It is, then, a matter of certainty, according to the things revealed to the ancient Prophets, and renewed unto us, that all the animal magnetic phenomena, all the trances and visions of clairvoyant states, all the phenomena of spiritual knockings, writing mediums, &c., are from impure, unlawful, and unholy sources; and that those holy and chosen vessels which hold the keys of Priesthood in this world, in the spirit world, or in the world of resurrected beings, stand as far aloof from all these improper channels, or unholy mediums, of spiritual communication, as the heavens are higher than the earth, or as the mysteries of the third heaven, which are unlawful to utter, differ from the jargon of sectarian ignorance and folly, or the divinations of foul spirits, abandoned wizards, magic-mongers, jugglers, and fortune-tellers.

Based on this extensive (but admittedly incomplete) survey of early Mormon writings, we can arrive at three logical conclusions:

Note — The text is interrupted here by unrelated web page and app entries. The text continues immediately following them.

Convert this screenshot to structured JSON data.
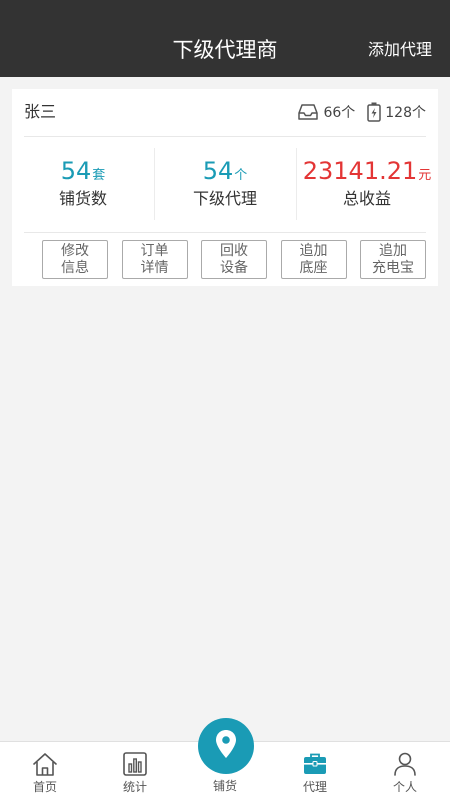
{
  "header": {
    "title": "下级代理商",
    "action_label": "添加代理"
  },
  "agent": {
    "name": "张三",
    "inbox_count": "66个",
    "battery_count": "128个",
    "stats": [
      {
        "value": "54",
        "unit": "套",
        "label": "铺货数"
      },
      {
        "value": "54",
        "unit": "个",
        "label": "下级代理"
      },
      {
        "value": "23141.21",
        "unit": "元",
        "label": "总收益"
      }
    ],
    "actions": [
      {
        "line1": "修改",
        "line2": "信息"
      },
      {
        "line1": "订单",
        "line2": "详情"
      },
      {
        "line1": "回收",
        "line2": "设备"
      },
      {
        "line1": "追加",
        "line2": "底座"
      },
      {
        "line1": "追加",
        "line2": "充电宝"
      }
    ]
  },
  "tabbar": {
    "items": [
      {
        "label": "首页",
        "icon": "home-icon"
      },
      {
        "label": "统计",
        "icon": "bar-chart-icon"
      },
      {
        "label": "铺货",
        "icon": "location-pin-icon"
      },
      {
        "label": "代理",
        "icon": "briefcase-icon"
      },
      {
        "label": "个人",
        "icon": "person-icon"
      }
    ],
    "active_index": 3
  },
  "colors": {
    "header_bg": "#333333",
    "accent": "#1a9bb5",
    "earnings": "#e33535"
  }
}
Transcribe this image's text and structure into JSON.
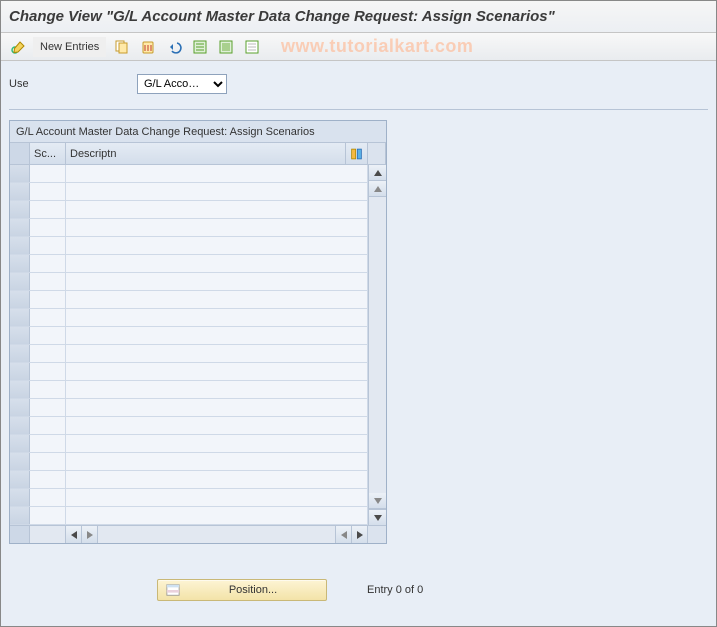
{
  "title": "Change View \"G/L Account Master Data Change Request: Assign Scenarios\"",
  "toolbar": {
    "new_entries_label": "New Entries"
  },
  "watermark": "www.tutorialkart.com",
  "field": {
    "use_label": "Use",
    "use_value": "G/L Acco…"
  },
  "table": {
    "caption": "G/L Account Master Data Change Request: Assign Scenarios",
    "columns": {
      "scenario": "Sc...",
      "description": "Descriptn"
    },
    "row_count": 20
  },
  "footer": {
    "position_label": "Position...",
    "entry_text": "Entry 0 of 0"
  }
}
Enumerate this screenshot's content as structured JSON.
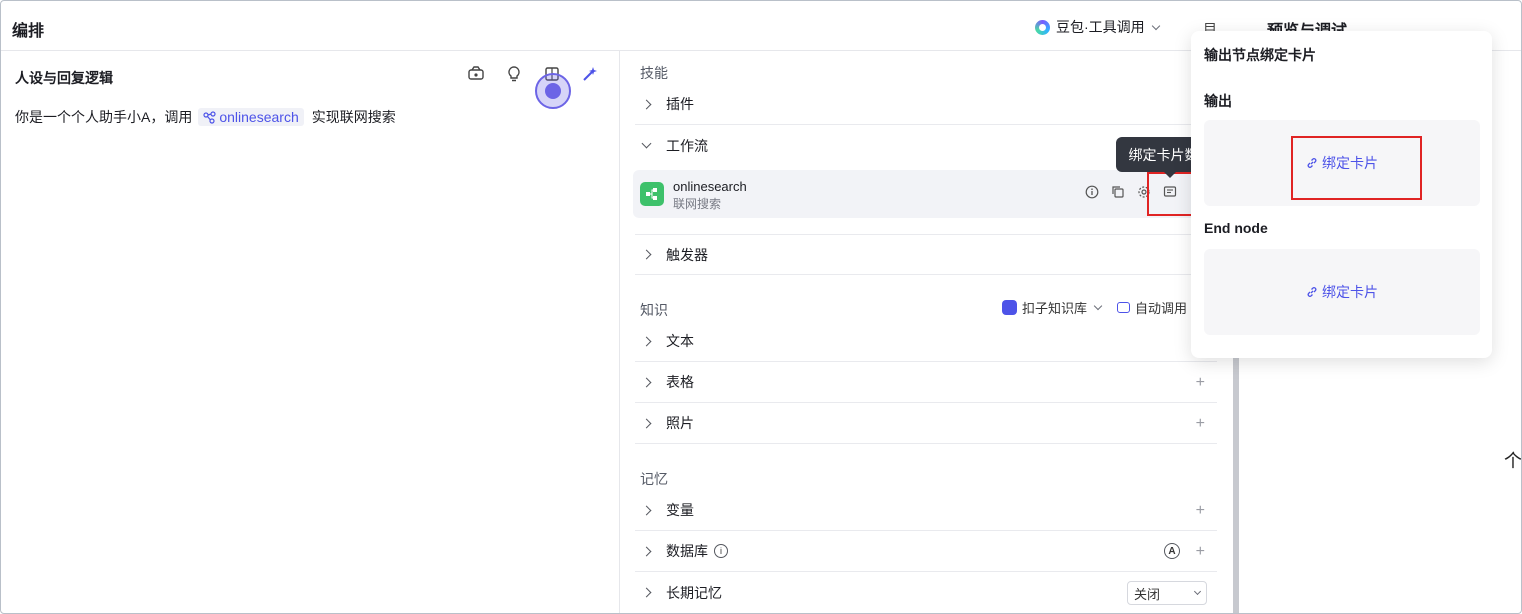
{
  "header": {
    "title": "编排",
    "model": "豆包·工具调用",
    "layout_icon_text": "目",
    "preview_title": "预览与调试"
  },
  "persona": {
    "title": "人设与回复逻辑",
    "prompt_prefix": "你是一个个人助手小A，调用",
    "prompt_ref": "onlinesearch",
    "prompt_suffix": "实现联网搜索"
  },
  "skills": {
    "label": "技能",
    "plugin": "插件",
    "auto_badge": "A",
    "workflow": "工作流",
    "workflow_item": {
      "name": "onlinesearch",
      "desc": "联网搜索"
    },
    "trigger": "触发器",
    "tooltip": "绑定卡片数据"
  },
  "knowledge": {
    "label": "知识",
    "source": "扣子知识库",
    "mode": "自动调用",
    "items": [
      "文本",
      "表格",
      "照片"
    ],
    "plus": "+"
  },
  "memory": {
    "label": "记忆",
    "variables": "变量",
    "database": "数据库",
    "info": "i",
    "long_term": "长期记忆",
    "long_term_value": "关闭"
  },
  "popover": {
    "title": "输出节点绑定卡片",
    "section_output": "输出",
    "section_end": "End node",
    "bind_label": "绑定卡片"
  },
  "misc": {
    "scroll_up": "个"
  }
}
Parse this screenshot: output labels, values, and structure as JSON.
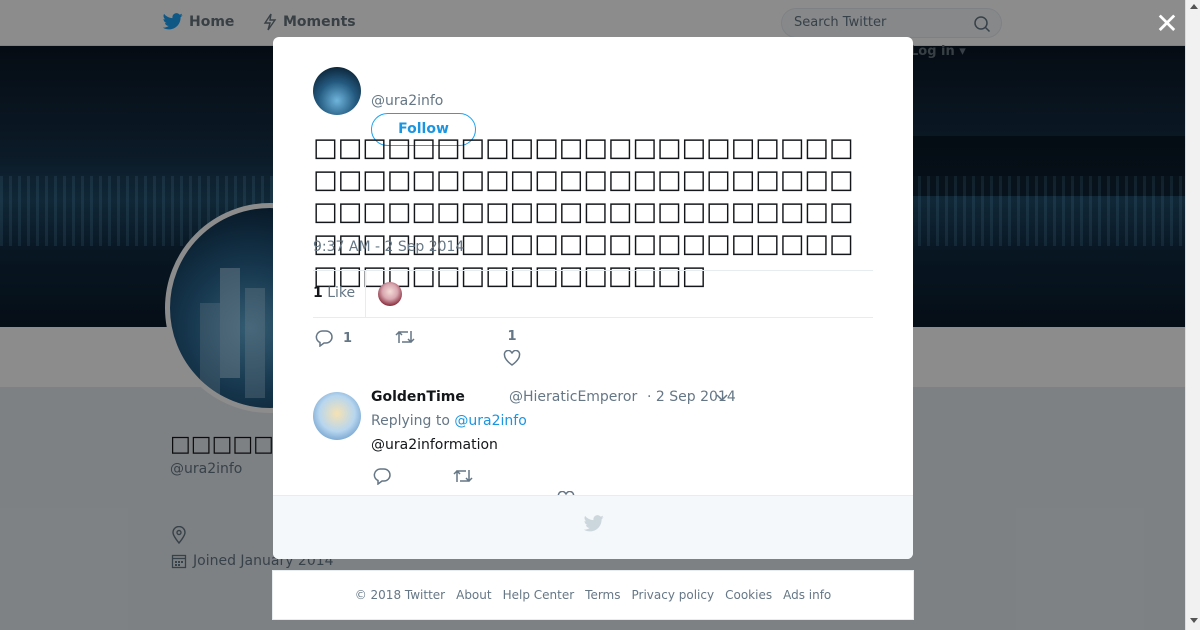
{
  "nav": {
    "home_label": "Home",
    "moments_label": "Moments",
    "search_placeholder": "Search Twitter",
    "login_label": "Log in"
  },
  "profile": {
    "name": "□□□□□□□□□□□",
    "handle": "@ura2info",
    "joined": "Joined January 2014"
  },
  "tweet": {
    "handle": "@ura2info",
    "follow_label": "Follow",
    "text": "□□□□□□□□□□□□□□□□□□□□□□□□□□□□□□□□□□□□□□□□□□□□□□□□□□□□□□□□□□□□□□□□□□□□□□□□□□□□□□□□□□□□□□□□□□□□□□□□□□□□□□□□",
    "time": "9:37 AM - 2 Sep 2014",
    "like_count": "1",
    "like_label": "Like",
    "reply_count": "1",
    "action_like_count": "1"
  },
  "reply": {
    "name": "GoldenTime",
    "handle": "@HieraticEmperor",
    "date": "· 2 Sep 2014",
    "replying_prefix": "Replying to",
    "replying_to": "@ura2info",
    "text": "@ura2information"
  },
  "footer": {
    "items": [
      "© 2018 Twitter",
      "About",
      "Help Center",
      "Terms",
      "Privacy policy",
      "Cookies",
      "Ads info"
    ]
  },
  "colors": {
    "accent": "#1da1f2",
    "link": "#1b95e0",
    "secondary_text": "#657786"
  }
}
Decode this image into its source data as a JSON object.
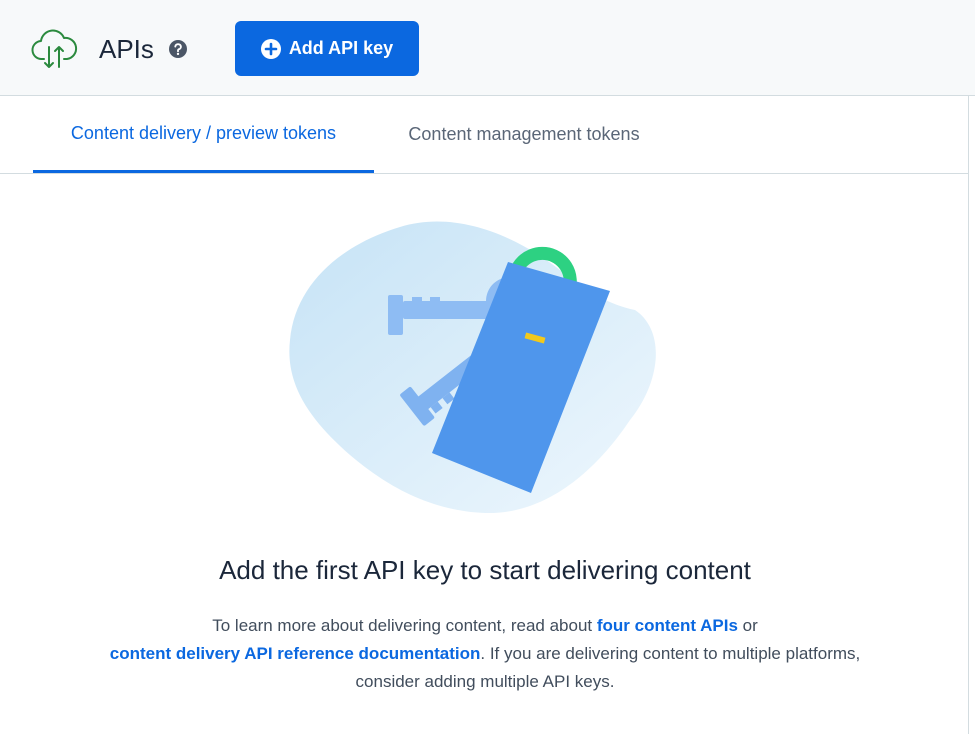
{
  "header": {
    "title": "APIs",
    "add_button_label": "Add API key",
    "icons": {
      "app": "cloud-upload-icon",
      "help": "question-circle-icon",
      "add": "plus-circle-icon"
    }
  },
  "tabs": [
    {
      "label": "Content delivery / preview tokens",
      "active": true
    },
    {
      "label": "Content management tokens",
      "active": false
    }
  ],
  "empty_state": {
    "title": "Add the first API key to start delivering content",
    "text_1": "To learn more about delivering content, read about ",
    "link_1": "four content APIs",
    "text_2": " or ",
    "link_2": "content delivery API reference documentation",
    "text_3": ". If you are delivering content to multiple platforms, consider adding multiple API keys."
  },
  "colors": {
    "primary": "#0b68e0",
    "icon_green": "#2b8a3e",
    "tag_green": "#2dd182",
    "tag_blue": "#4f96ec",
    "blob": "#d8ecfa",
    "text_dark": "#1b273a",
    "text_muted": "#5a6677"
  }
}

  1. the unique ideas that critics advocating the "magic" hypothesis claim were central to the origins of Mormonism do not occur in early LDS primary texts;
  2. early Mormons seldom concerned themselves with things occult; but
  3. on the infrequent occasions when they mention the occult, it is without exception viewed negatively.


  1. This section of the response was based on Plantilla:FR-8-2-12. Please consult the original for references and further information. By the nature of a wiki project, the base text may have since been modified and added to.